Go through the data below and return each line containing the word "details".

▸ **Extracted material**:
================

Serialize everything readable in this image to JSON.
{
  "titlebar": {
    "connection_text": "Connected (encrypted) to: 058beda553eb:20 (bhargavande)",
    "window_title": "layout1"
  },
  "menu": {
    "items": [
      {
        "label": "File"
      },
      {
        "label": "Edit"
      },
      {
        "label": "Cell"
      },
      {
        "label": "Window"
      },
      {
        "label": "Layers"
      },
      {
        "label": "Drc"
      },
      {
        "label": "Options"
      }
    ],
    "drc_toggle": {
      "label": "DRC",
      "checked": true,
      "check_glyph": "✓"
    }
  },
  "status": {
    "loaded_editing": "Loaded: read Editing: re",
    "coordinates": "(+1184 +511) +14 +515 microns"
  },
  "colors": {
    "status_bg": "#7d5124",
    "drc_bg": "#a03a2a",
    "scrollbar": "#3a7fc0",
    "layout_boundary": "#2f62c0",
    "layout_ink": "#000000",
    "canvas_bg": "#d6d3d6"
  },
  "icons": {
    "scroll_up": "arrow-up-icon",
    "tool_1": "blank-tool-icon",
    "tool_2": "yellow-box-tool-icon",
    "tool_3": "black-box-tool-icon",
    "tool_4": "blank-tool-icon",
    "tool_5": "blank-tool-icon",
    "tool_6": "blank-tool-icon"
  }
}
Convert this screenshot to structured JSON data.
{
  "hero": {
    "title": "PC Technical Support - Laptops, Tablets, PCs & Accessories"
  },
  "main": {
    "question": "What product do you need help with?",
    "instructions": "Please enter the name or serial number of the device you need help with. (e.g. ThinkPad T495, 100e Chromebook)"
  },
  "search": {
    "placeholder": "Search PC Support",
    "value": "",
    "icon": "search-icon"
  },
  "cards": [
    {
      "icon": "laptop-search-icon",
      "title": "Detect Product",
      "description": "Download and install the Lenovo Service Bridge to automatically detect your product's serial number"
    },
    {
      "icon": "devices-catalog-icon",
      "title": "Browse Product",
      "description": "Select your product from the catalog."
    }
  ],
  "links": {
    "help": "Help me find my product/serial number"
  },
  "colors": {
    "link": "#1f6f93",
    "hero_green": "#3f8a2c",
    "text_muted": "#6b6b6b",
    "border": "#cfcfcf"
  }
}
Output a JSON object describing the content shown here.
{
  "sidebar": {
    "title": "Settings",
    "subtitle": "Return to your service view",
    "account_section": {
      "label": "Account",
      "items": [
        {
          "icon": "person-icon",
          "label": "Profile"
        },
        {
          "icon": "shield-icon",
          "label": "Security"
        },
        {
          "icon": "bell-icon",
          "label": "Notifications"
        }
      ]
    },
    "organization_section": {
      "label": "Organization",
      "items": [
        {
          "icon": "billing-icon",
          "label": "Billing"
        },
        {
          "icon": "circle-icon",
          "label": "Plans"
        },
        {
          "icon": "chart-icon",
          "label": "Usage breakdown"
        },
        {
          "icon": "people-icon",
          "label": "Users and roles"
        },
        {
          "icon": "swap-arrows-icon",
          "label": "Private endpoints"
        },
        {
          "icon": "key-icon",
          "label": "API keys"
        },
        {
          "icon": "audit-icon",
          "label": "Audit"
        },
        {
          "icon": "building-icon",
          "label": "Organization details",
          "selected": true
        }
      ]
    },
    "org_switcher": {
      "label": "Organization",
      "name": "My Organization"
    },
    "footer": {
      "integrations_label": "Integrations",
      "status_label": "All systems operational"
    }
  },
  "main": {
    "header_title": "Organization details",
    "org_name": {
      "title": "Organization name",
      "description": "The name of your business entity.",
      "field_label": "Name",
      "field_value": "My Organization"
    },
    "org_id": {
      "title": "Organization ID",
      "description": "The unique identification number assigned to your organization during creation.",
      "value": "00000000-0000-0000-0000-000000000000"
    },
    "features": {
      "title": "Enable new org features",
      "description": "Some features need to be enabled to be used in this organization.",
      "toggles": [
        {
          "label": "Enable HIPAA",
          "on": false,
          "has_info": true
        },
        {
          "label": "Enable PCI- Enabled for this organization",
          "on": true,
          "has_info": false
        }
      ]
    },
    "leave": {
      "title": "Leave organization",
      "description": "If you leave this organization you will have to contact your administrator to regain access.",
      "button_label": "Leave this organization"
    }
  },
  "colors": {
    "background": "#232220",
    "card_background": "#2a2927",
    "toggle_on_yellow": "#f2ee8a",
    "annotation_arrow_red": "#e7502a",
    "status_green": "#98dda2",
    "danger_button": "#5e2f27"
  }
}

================

▸ **Written solution**:
          "label": "Organization details",
    "header_title": "Organization details",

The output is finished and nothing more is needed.